The Making of Meaning of Friendship
This meeting will focus on friendship. With two adjoining assignments you will discover together what friendship does. You will hear everyone’s personal story and share with each other the new insights that the Bible-text gives. Before you go ahead with the assignments, you, again, start off with an introductory exercise.
The following introductory exercise helps to get everyone thinking in metaphors and shows how you can make a non-tangible idea tangible using LEGO.
Build any LEGO structure. It doesn’t have to look like anything, but it must above all be a composition of various Lego parts. Explain that you have built a metaphor with LEGO. Then divide the participants into two or three groups. Give them a piece of paper with the following assignment, and let them read it in silence.
Paper group 1: (Read this in silence) The LEGO model that stands before you is a nice metaphor for “being extremely happy”. Take five minutes to figure out together (without the others hearing) how you’re going to explain this to the other group(s) (so use your imagination :-)).
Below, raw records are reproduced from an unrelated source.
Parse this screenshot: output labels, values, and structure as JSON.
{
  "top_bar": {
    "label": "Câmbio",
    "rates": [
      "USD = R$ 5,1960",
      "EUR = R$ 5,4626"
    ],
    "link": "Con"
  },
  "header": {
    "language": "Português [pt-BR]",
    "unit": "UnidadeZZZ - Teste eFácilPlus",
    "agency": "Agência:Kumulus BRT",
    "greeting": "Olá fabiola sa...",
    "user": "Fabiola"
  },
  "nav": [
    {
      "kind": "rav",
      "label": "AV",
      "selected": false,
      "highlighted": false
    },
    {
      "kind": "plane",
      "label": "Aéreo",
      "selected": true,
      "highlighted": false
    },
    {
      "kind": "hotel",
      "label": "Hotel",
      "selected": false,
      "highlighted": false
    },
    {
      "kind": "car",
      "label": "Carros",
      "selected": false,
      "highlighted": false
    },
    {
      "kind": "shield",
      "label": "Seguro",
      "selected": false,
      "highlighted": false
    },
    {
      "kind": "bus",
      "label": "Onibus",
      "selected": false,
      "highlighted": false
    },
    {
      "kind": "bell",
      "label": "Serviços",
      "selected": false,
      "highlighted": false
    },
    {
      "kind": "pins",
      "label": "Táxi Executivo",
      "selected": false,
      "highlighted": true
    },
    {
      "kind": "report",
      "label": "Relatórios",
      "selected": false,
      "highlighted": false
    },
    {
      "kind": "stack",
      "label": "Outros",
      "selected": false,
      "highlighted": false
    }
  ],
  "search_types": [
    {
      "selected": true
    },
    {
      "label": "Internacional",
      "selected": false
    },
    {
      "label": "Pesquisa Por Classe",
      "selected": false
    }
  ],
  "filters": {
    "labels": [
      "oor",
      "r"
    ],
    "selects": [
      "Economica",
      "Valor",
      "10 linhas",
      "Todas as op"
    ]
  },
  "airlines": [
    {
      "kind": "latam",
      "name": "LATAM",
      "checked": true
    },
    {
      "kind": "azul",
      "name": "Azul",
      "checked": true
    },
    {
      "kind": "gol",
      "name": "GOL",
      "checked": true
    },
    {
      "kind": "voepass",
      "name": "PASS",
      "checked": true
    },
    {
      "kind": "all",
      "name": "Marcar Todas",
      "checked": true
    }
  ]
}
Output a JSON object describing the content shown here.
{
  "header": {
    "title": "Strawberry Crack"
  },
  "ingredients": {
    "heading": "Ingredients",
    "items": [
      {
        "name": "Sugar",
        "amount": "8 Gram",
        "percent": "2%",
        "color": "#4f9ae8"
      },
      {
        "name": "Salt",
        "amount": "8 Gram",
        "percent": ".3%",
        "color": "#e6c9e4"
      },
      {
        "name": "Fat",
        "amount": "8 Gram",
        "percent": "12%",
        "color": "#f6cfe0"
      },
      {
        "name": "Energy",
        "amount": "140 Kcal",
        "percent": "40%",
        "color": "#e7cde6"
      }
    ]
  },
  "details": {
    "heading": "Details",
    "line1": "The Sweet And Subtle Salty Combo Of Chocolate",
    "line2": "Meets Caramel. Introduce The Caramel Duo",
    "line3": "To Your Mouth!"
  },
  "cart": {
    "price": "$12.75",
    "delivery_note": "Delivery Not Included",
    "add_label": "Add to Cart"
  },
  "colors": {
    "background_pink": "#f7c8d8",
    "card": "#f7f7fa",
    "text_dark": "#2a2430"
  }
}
Paper group 2: Same as above, but with “being extremely cranky”.
Paper group 3: Same as above, but with “being extremely frenzied”.
Let the groups explain to each other what the LEGO model is a metaphor for. That this produces opposing stories will ensure hilarity and will show that it is the story behind the LEGO structure that is important, and not so much the structure itself.
Sample LEGO-building with the introductory assignment.
Give participants the assignment to build a metaphor for what friendship means to them personally. This is primarily not an easy task, but in practice anyone will handle it just fine. It is important to emphasize that participants should not think about what to build for too long, but to get started with the first thought that comes to mind.
12 My command is this: Love each other as I have loved you. 13 Greater love has no one than this: to lay down one’s life for one’s friends. 14 You are my friends if you do what I command. 15 I no longer call you servants, because a servant does not know his master’s business. Instead, I have called you friends, for everything that I learned from my Father I have made known to you. 16 You did not choose me, but I chose you and appointed you so that you might go and bear fruit—fruit that will last—and so that whatever you ask in my name the Father will give you. 17 This is my command: Love each other.
The story of Renske: ‘At first I had placed my friends around me, and the text was partly about dedicating your life to your friends… and then I thought: why did I place myself in the centre? So that was actually quite an eye-opener for me. […] I just have a large circle of friends, it almost feels like managing. Because of that text I knew: in the end, that’s not really what it’s about.’
Friendship with Jesus
Read the Bible-text from John and ask the participants to think about what touches them in the passage. Now read the text again, and give the participants the assignment to alter the LEGO model they have just built about friendship. They may do so at their own discretion by adding or changing things. The point is that they give the Bible – and how it affects them – a place in their own LEGO model about friendship.